Bob Spiwak would have loved this.
He would have laughed along with the stories told about him, while perhaps correcting the storytellers about details — even if it was at his own expense.
Bob would have reveled in the company of so many friends and admirers, an extended family that he accumulated, nurtured and entertained over many decades in the Methow Valley.
The gathering on a moderate Saturday afternoon at the Mazama Community Club drew dozens of people to celebrate Bob’s life, two-and-a-half years after his death, and reflect — with love and humor — on how he affected so many lives. Speaker after speaker, including Bob’s family members and dearest friends, talked about the many aspects of his personality, and many interests in his life, that somehow came together in one engaging “character,” as one participant put it. With Bob’s children there, it was a perfect way to commemorate Father’s Day.

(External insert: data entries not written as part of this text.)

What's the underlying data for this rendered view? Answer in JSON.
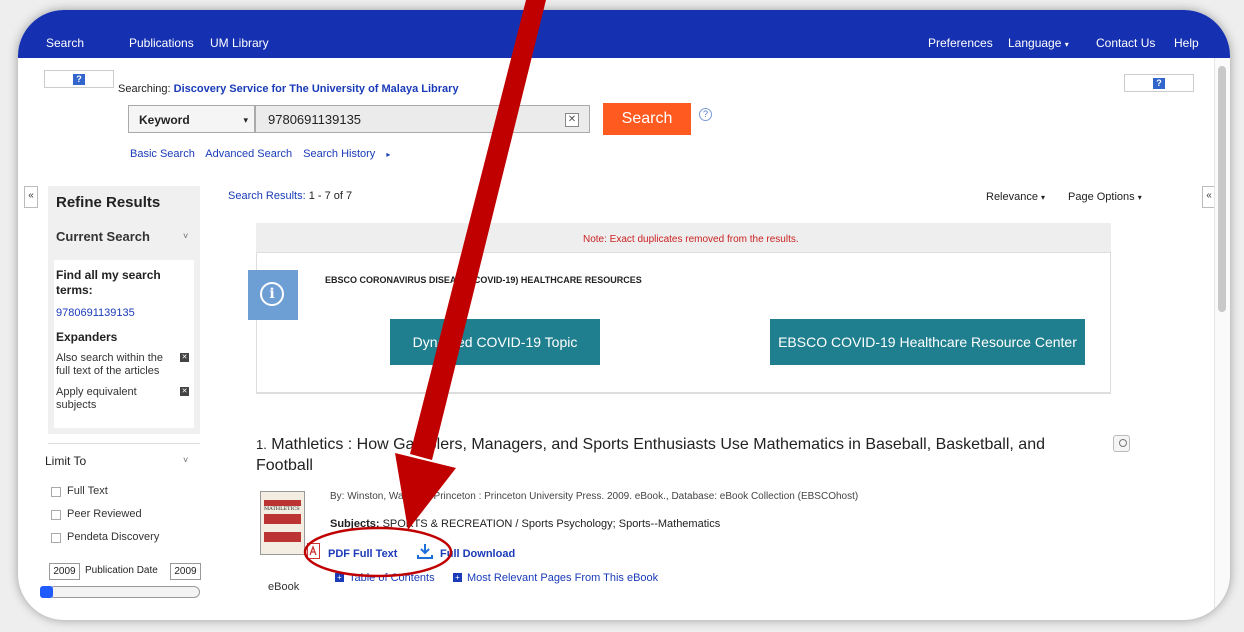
{
  "topnav": {
    "left": [
      "Search",
      "Publications",
      "UM Library"
    ],
    "right": [
      "Preferences",
      "Language",
      "Contact Us",
      "Help"
    ]
  },
  "search": {
    "searching_prefix": "Searching:",
    "searching_target": "Discovery Service for The University of Malaya Library",
    "field_select": "Keyword",
    "query": "9780691139135",
    "button": "Search",
    "links": [
      "Basic Search",
      "Advanced Search",
      "Search History"
    ]
  },
  "sidebar": {
    "title": "Refine Results",
    "current_search": "Current Search",
    "find_all": "Find all my search terms:",
    "term": "9780691139135",
    "expanders_title": "Expanders",
    "expanders": [
      "Also search within the full text of the articles",
      "Apply equivalent subjects"
    ],
    "limit_to": "Limit To",
    "limits": [
      "Full Text",
      "Peer Reviewed",
      "Pendeta Discovery"
    ],
    "date_from": "2009",
    "date_label": "Publication Date",
    "date_to": "2009"
  },
  "results": {
    "count_label": "Search Results:",
    "count_value": "1 - 7 of 7",
    "relevance": "Relevance",
    "page_options": "Page Options",
    "note": "Note: Exact duplicates removed from the results.",
    "covid_header": "EBSCO CORONAVIRUS DISEASE (COVID-19) HEALTHCARE RESOURCES",
    "covid_btn_1": "DynaMed COVID-19 Topic",
    "covid_btn_2": "EBSCO COVID-19 Healthcare Resource Center",
    "item": {
      "number": "1.",
      "title": "Mathletics : How Gamblers, Managers, and Sports Enthusiasts Use Mathematics in Baseball, Basketball, and Football",
      "byline": "By: Winston, Wayne L. Princeton : Princeton University Press. 2009. eBook., Database: eBook Collection (EBSCOhost)",
      "subjects_label": "Subjects:",
      "subjects": "SPORTS & RECREATION / Sports Psychology; Sports--Mathematics",
      "pdf_link": "PDF Full Text",
      "download_link": "Full Download",
      "toc_link": "Table of Contents",
      "mrp_link": "Most Relevant Pages From This eBook",
      "format": "eBook",
      "cover_text": "MATHLETICS"
    }
  },
  "colors": {
    "nav_bg": "#1530b0",
    "search_button": "#ff5a1f",
    "covid_buttons": "#1f7f8f",
    "annotation_red": "#c00000",
    "link": "#1a3bb8"
  }
}
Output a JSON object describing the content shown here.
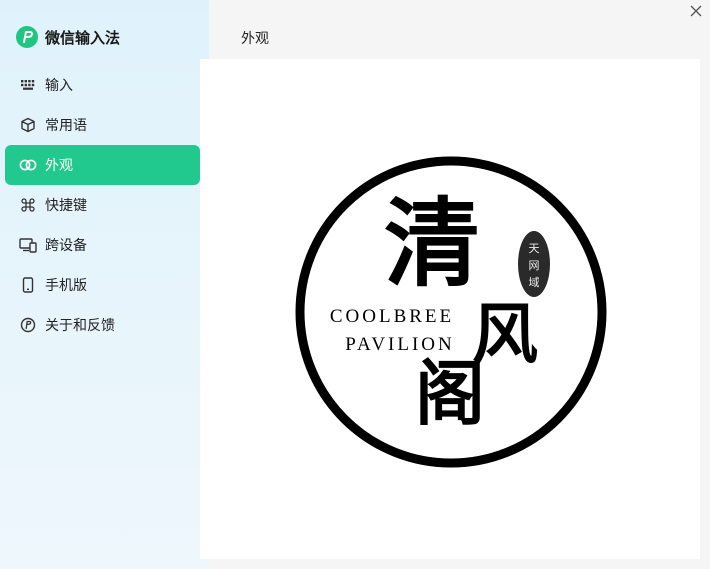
{
  "app": {
    "title": "微信输入法"
  },
  "sidebar": {
    "items": [
      {
        "label": "输入",
        "icon": "keyboard-icon"
      },
      {
        "label": "常用语",
        "icon": "cube-icon"
      },
      {
        "label": "外观",
        "icon": "appearance-icon",
        "active": true
      },
      {
        "label": "快捷键",
        "icon": "command-key-icon"
      },
      {
        "label": "跨设备",
        "icon": "devices-icon"
      },
      {
        "label": "手机版",
        "icon": "phone-icon"
      },
      {
        "label": "关于和反馈",
        "icon": "about-icon"
      }
    ]
  },
  "page": {
    "title": "外观"
  },
  "image": {
    "big_char_1": "清",
    "big_char_2": "风",
    "big_char_3": "阁",
    "line_1": "COOLBREE",
    "line_2": "PAVILION",
    "stamp_1": "天",
    "stamp_2": "网",
    "stamp_3": "域"
  },
  "colors": {
    "accent": "#22c98e",
    "logo_green": "#1ec67f"
  }
}
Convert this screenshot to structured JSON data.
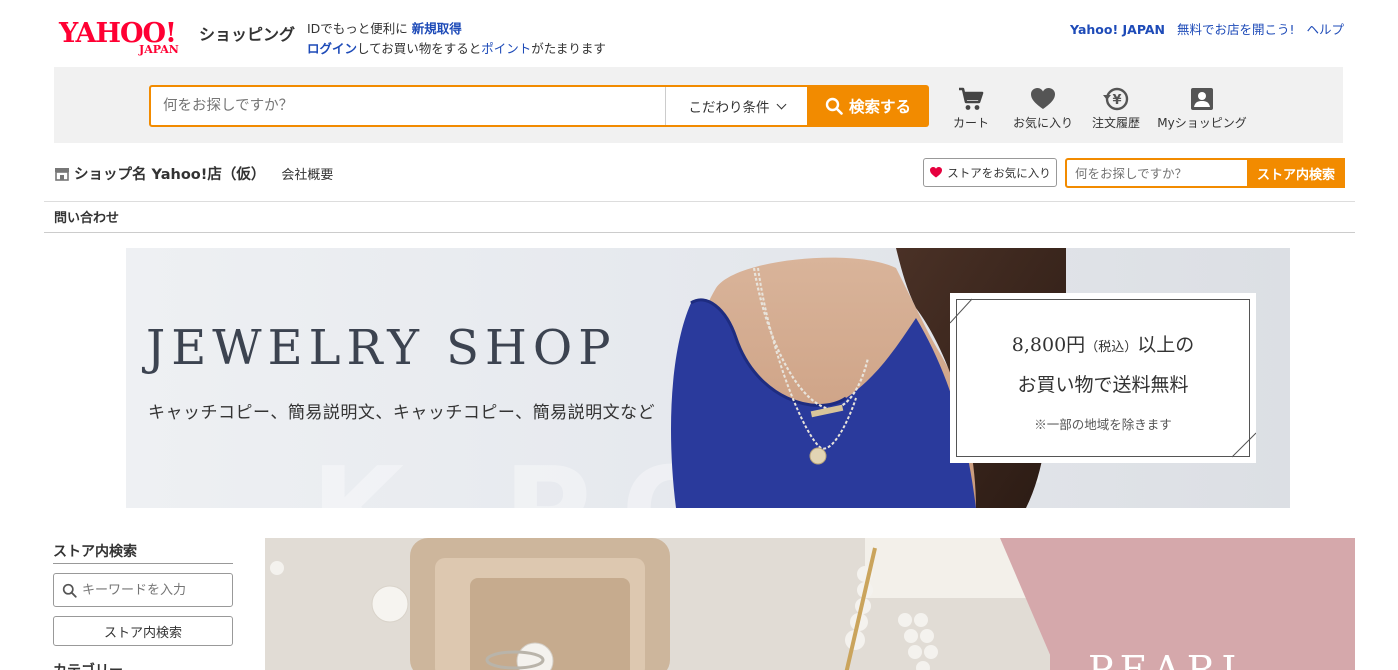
{
  "header": {
    "logo_text": "YAHOO!",
    "logo_sub": "JAPAN",
    "shopping_label": "ショッピング",
    "promo_line1_prefix": "IDでもっと便利に",
    "promo_line1_link": "新規取得",
    "promo_line2_login": "ログイン",
    "promo_line2_mid": "してお買い物をすると",
    "promo_line2_point": "ポイント",
    "promo_line2_suffix": "がたまります",
    "top_links": [
      "Yahoo! JAPAN",
      "無料でお店を開こう!",
      "ヘルプ"
    ]
  },
  "search": {
    "placeholder": "何をお探しですか？",
    "condition_label": "こだわり条件",
    "button_label": "検索する"
  },
  "nav_icons": [
    {
      "label": "カート",
      "icon": "cart-icon"
    },
    {
      "label": "お気に入り",
      "icon": "heart-icon"
    },
    {
      "label": "注文履歴",
      "icon": "order-history-icon"
    },
    {
      "label": "Myショッピング",
      "icon": "my-shopping-icon"
    }
  ],
  "shop": {
    "name": "ショップ名 Yahoo!店（仮）",
    "overview_link": "会社概要",
    "favorite_button": "ストアをお気に入り",
    "store_search_placeholder": "何をお探しですか？",
    "store_search_button": "ストア内検索",
    "inquiry_link": "問い合わせ"
  },
  "hero": {
    "title": "JEWELRY SHOP",
    "copy": "キャッチコピー、簡易説明文、キャッチコピー、簡易説明文など",
    "box_price": "8,800円",
    "box_tax": "（税込）",
    "box_price_suffix": "以上の",
    "box_line2": "お買い物で送料無料",
    "box_note": "※一部の地域を除きます",
    "watermark": "K-POINT"
  },
  "sidebar": {
    "title": "ストア内検索",
    "keyword_placeholder": "キーワードを入力",
    "search_button": "ストア内検索",
    "next_heading": "カテゴリー"
  },
  "banner2": {
    "title": "PEARL"
  },
  "colors": {
    "accent_orange": "#f28b00",
    "link_blue": "#1e4bb8",
    "yahoo_red": "#ff0033",
    "pearl_pink": "#d5a8ab"
  }
}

The memorial last weekend was organized by Bob’s widow, Gloria Spiwak, a longtime force in the community in her own right. Inside the community club were the reminders of a long, accomplished and interesting life: photos, albums, clippings and other mementoes that, taken together, told a story. Outside, we gathered in the Red McComb picnic pavilion to hear heartfelt and funny tributes.
Among other things, Bob was the longtime Mazama columnist for the Methow Valley News, a local legend long before I arrived here 11 years ago. Even after his retirement in 2016, Bob continued to contribute to the newspaper, notably with his “Off the Wall” columns.
I am never comfortable with public speaking, but felt compelled to say a few words on Saturday. In sum, I noted that while Bob was not a trained journalist, he was one of the most natural journalists I have ever met. He had endless curiosity, a universe of interests, and wasn’t afraid to ask anybody anything. Bob observed things with a keen eye, heard things with a discerning ear, and wrote with a distinct voice. I always looked forward to reading his column — I never knew what he might come up with, but was confident it would be engaging and original.
When Bob died in January 2020, I noted in this column that “He lived a fascinating life, and generously shared that personal history, and the wit and wisdom that came with it.” And I cribbed from a column I wrote on the occasion of his retirement. Here are a few excerpts (yup, plagiarizing myself again, or you could call it “repurposing”):
Bob has led a varied and interesting life that brought him to the Methow decades ago, before the North Cascades Highway opened. He has seen a lot of things and remembers most of them, although a small detail occasionally eludes him. He and the lovely Ms. Gloria have become fixtures of the West Boesel neighborhood along Highway 20 between Winthrop and Mazama, snugged up against Grizzly Bear Mountain, sharing the space with their domestic and wild menageries. He has an endless supply of animal stories, most of which originated on or near his property, and people stories, most of which originated in the far end of the valley that has been his personal habitat for all these years.
Bob is a natural information-gatherer, either by conversing with friends or eavesdropping on a nearby conversation or boldly asking questions to satisfy his curiosity (and ours). He has frequented the Mazama Store since it was the really old one that was succeeded by the less-old one that was followed by the somewhat-newer one that was replaced by the current one.
He has been, in no small way, a keeper of lore, preserver of memories, celebrant of personalities, guardian of ambience, chronicler of weather — and, for many years now, counter of vehicles passing by on Highway 20 on holiday weekends. Want to know the snowpack status? He’s got that too.
And then there’s SLIME (Society of Lugubrious, Indolent Mazama Entrepreneurs), the ad hoc organization of early-rising coffee drinkers who hobnob and gossip at the Mazama Store most mornings, providing plenty of fodder (credible and otherwise) for Bob’s weekly ponderings and observations.
His reports have always been entertaining, full of wry wit, intricate turns of phrase and pithy (although often tongue-in-cheek) commentary about goings on in the Mazama region … Because he’s an outdoors person who spends a lot of time recreating, he can speak knowledgeably about such activities. He pays attention to the world beyond the valley as well and finds ways to connect things going on elsewhere with our lives here.
We miss Bob, but his legacy endures. You could see it in the faces, and hear it in the voices, of those who came together in his memory. It’s still his community.